We soaked that in for a few short minutes before joining another ND fan and his son making a bee-line for the lower level to get a closer look at the trophy presentation and net cutting. In my 23 years of following this team, they've never snipped a single strand of a net - we were going to enjoy every second of it.
First, we were treated to the announcement of the players and presentation of the ACC Tournament Championship trophy.
Of course, then we enjoyed the overwhelming presence of Irish contributors on the all-tournament selections, along with Jerian Grant's place among ACC legends as the tournament's most outstanding player.
Then it was on to the next phase of the dream sequence. This tweet really summed up our emotions accurately:
Cut some damn nets pic.twitter.com/C8Sk9agNVQ— JoeSchu (@JoeSchuOFD) March 15, 2015
I'm going to let you soak some of this in...
DJ & Father Jenkins
To their credit, the Greensboro Coliseum fed a nice stream of outstanding party music during the ceremonies. We were getting down to a little Uptown Funk and other fun selections as we reveled in victory. Of course, as the dust settled, we were treated to our favorite tune:
After that, the players finally started to filter off the floor towards the locker room. Thanks to some great positioning, we were able to snap a few more fun pictures. For men that had every right to run out of there and get back to their locker room for an epic celebration, each was incredibly gracious and willingly posed for some of the best pictures I've ever taken.
If you haven't had a chance to be around any of these young men, but you're a fan of the Irish, rest assured you're supporting an incredibly classy and personable group of guys.
Of course, on the way out, it was our turn for some #ShirtsAndHats:
I'm not even sure how to wrap this whole thing up. I think it is because I never want it to end. I'm almost sad we don't have another week to soak this in before the next task is laid before us. The cruel calendar gave them only 24 hours to revel in this title before turning the page to Selection Sunday. It almost felt unkind to these men and their historic accomplishment. Mike Brey led his team into the belly of the beast. They aspired to win the most coveted conference title in the land, and they wanted to take it right from the heart of college basketball.

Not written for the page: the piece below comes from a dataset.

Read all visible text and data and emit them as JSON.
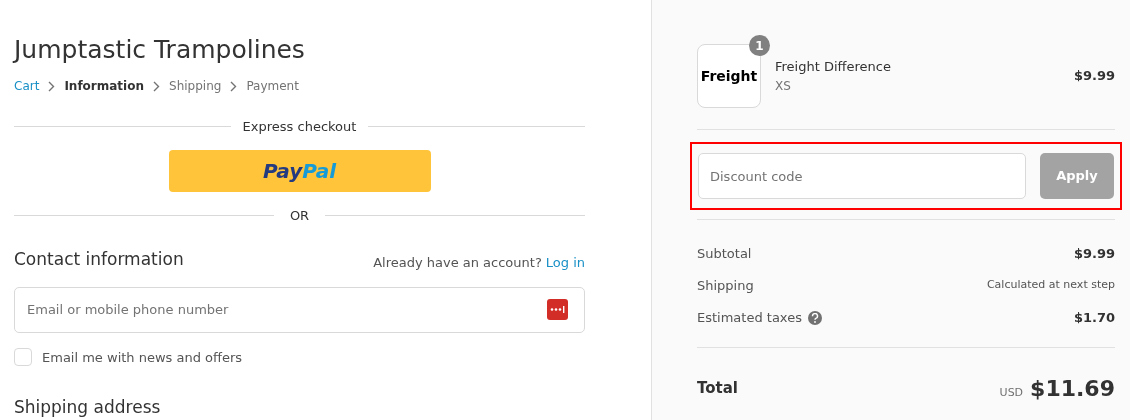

They were dismissed, discounted, and written off before they even began. I mean no respect to ACC traditionalists and those who follow the triangle teams. They have the tradition and earned every bit of their success. Notre Dame is a football school from Indiana with an odd membership agreement. No one outside Mike Brey's locker room expected this, and other than the few rows of parents and dignitaries behind their bench and a smattering of us around the coliseum, no one wanted them to achieve their goal. As a reward for their mental and physical tenacity and resiliency, they will hang Notre Dame's first ever conference title banner, a banner from the most significant conference in college basketball, from the rafters of Purcell Pavillon.
However, between now and then, there's the business of winning 6 more games and busting out the scissors to cut up some more nets. Once you have a taste...